It feels a little bit like right before Christmas (when you already knew what Santa would/might bring …).
After the last press announcement, FUJIFILM also updated the lens roadmap. And it holds two true gems that will make many Fuji-shooters sending out preorders right away.
There will be the FUJINON XF8-16 / 2.8 R LM WR – the long-anticipated lens to complete the triple of F2.8-zoom-lenses (XF16-55 / 2.8 and XF 50-140 / 2.8). This Super-wide angle lens (35mm equivalent 12-24mm) will find its fans under landscape and architecture shooters, when the XF10-24 is just not extreme enough. Additional plus points are obviously the wide open aperture and the fact that it will withstand nasty weather being a WR lens.

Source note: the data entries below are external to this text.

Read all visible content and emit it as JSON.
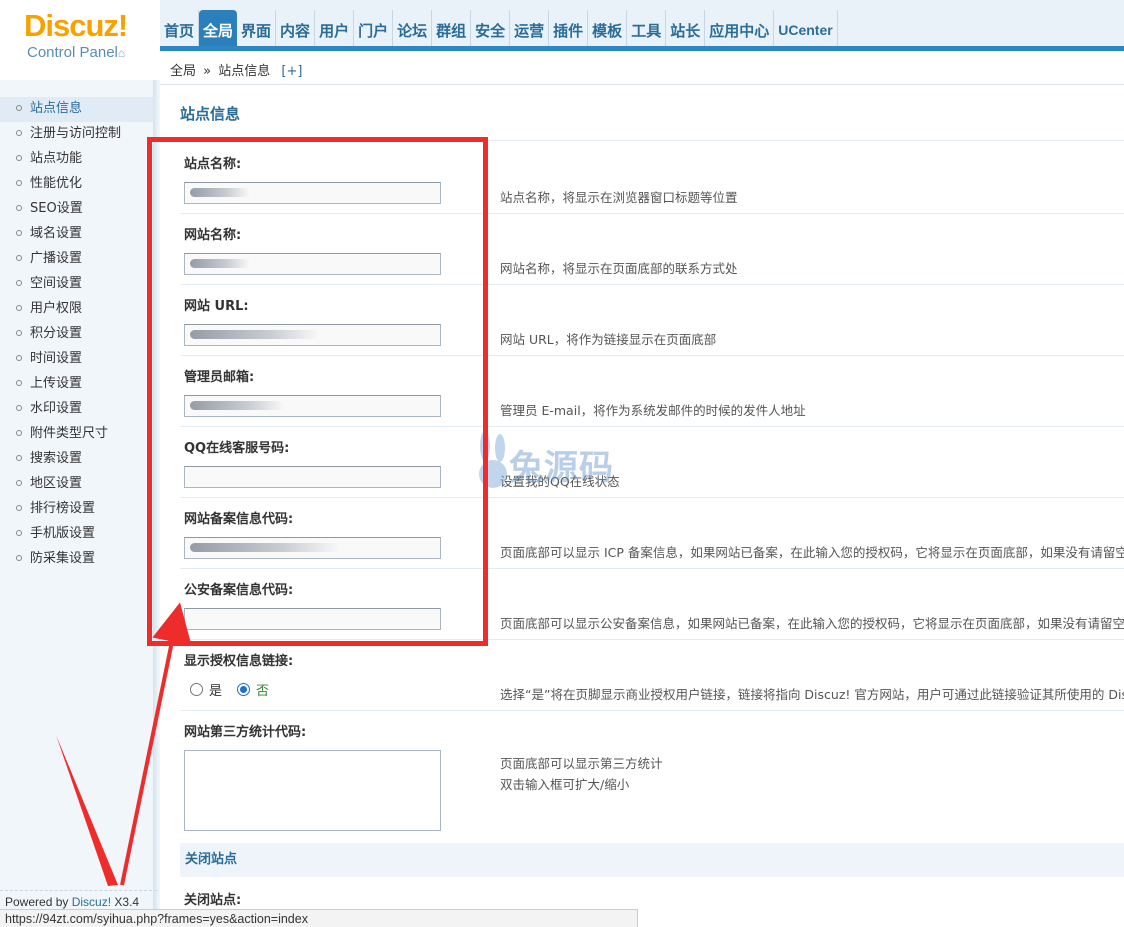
{
  "logo": {
    "brand": "Discuz!",
    "sub": "Control Panel",
    "home_icon": "home-icon"
  },
  "nav": [
    {
      "label": "首页"
    },
    {
      "label": "全局",
      "active": true
    },
    {
      "label": "界面"
    },
    {
      "label": "内容"
    },
    {
      "label": "用户"
    },
    {
      "label": "门户"
    },
    {
      "label": "论坛"
    },
    {
      "label": "群组"
    },
    {
      "label": "安全"
    },
    {
      "label": "运营"
    },
    {
      "label": "插件"
    },
    {
      "label": "模板"
    },
    {
      "label": "工具"
    },
    {
      "label": "站长"
    },
    {
      "label": "应用中心"
    },
    {
      "label": "UCenter"
    }
  ],
  "breadcrumb": {
    "root": "全局",
    "sep": "»",
    "current": "站点信息",
    "add": "[+]"
  },
  "sidebar": {
    "items": [
      {
        "label": "站点信息",
        "active": true
      },
      {
        "label": "注册与访问控制"
      },
      {
        "label": "站点功能"
      },
      {
        "label": "性能优化"
      },
      {
        "label": "SEO设置"
      },
      {
        "label": "域名设置"
      },
      {
        "label": "广播设置"
      },
      {
        "label": "空间设置"
      },
      {
        "label": "用户权限"
      },
      {
        "label": "积分设置"
      },
      {
        "label": "时间设置"
      },
      {
        "label": "上传设置"
      },
      {
        "label": "水印设置"
      },
      {
        "label": "附件类型尺寸"
      },
      {
        "label": "搜索设置"
      },
      {
        "label": "地区设置"
      },
      {
        "label": "排行榜设置"
      },
      {
        "label": "手机版设置"
      },
      {
        "label": "防采集设置"
      }
    ],
    "powered_prefix": "Powered by",
    "powered_link": "Discuz!",
    "powered_version": "X3.4"
  },
  "main": {
    "title": "站点信息",
    "fields": [
      {
        "label": "站点名称:",
        "desc": "站点名称，将显示在浏览器窗口标题等位置"
      },
      {
        "label": "网站名称:",
        "desc": "网站名称，将显示在页面底部的联系方式处"
      },
      {
        "label": "网站 URL:",
        "desc": "网站 URL，将作为链接显示在页面底部"
      },
      {
        "label": "管理员邮箱:",
        "desc": "管理员 E-mail，将作为系统发邮件的时候的发件人地址"
      },
      {
        "label": "QQ在线客服号码:",
        "desc": "设置我的QQ在线状态"
      },
      {
        "label": "网站备案信息代码:",
        "desc": "页面底部可以显示 ICP 备案信息，如果网站已备案，在此输入您的授权码，它将显示在页面底部，如果没有请留空"
      },
      {
        "label": "公安备案信息代码:",
        "desc": "页面底部可以显示公安备案信息，如果网站已备案，在此输入您的授权码，它将显示在页面底部，如果没有请留空"
      }
    ],
    "license": {
      "label": "显示授权信息链接:",
      "yes": "是",
      "no": "否",
      "selected": "否",
      "desc": "选择“是”将在页脚显示商业授权用户链接，链接将指向 Discuz! 官方网站，用户可通过此链接验证其所使用的 Discuz"
    },
    "stats": {
      "label": "网站第三方统计代码:",
      "desc1": "页面底部可以显示第三方统计",
      "desc2": "双击输入框可扩大/缩小"
    },
    "close_section": "关闭站点",
    "close_label": "关闭站点:"
  },
  "watermark": {
    "text": "兔源码"
  },
  "statusbar": {
    "url": "https://94zt.com/syihua.php?frames=yes&action=index"
  },
  "colors": {
    "accent": "#2b6c99",
    "nav_active": "#2b7fbb",
    "annotation": "#ee2c2c",
    "brand": "#f7a200"
  }
}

Second is the FUJINON XF200 / 2.0 R LM OIS WR – Wow, just repeat this slowly: 200mm F2! In the good old DSLR world that would have been a 300mm F2 lens. It is compatible to the 1,4x and 2x tele-converters which transforms it into a 280mm F2.8 and 400mm F4 tele lens. Exciting times ahead.
Last but not least a few words about new software. On the 7th of September the following press release came out:
“FUJIFILM X RAW STUDIO” enables users to quickly and easily convert RAW files with outstanding image quality, once a camera is connected to a Mac or PC via USB cable. Exceptional image quality is retained, as the X RAW STUDIO system utilizes the X Processor Pro in the camera instead of the CPU in the computer.
Due to the increasing size of RAW files, users have found batch conversion to be an issue, as it takes more and more time as a result. However, using the high performance “X Processor Pro” processor, this batch conversion is handled far more efficiently as a result. This new software is due to be available from late November 2017.
Using a powerful workstation in the studio would not stop me from processing .RAF files fast and efficient – the big advantage of the “in body .RAF conversion” using the new software is a uniform outcome in terms of image quality and color rendering and the possibility to use sooc .jpgs and add converted ones to one set of images without noticing any difference in color.
So much for today – Stay tuned …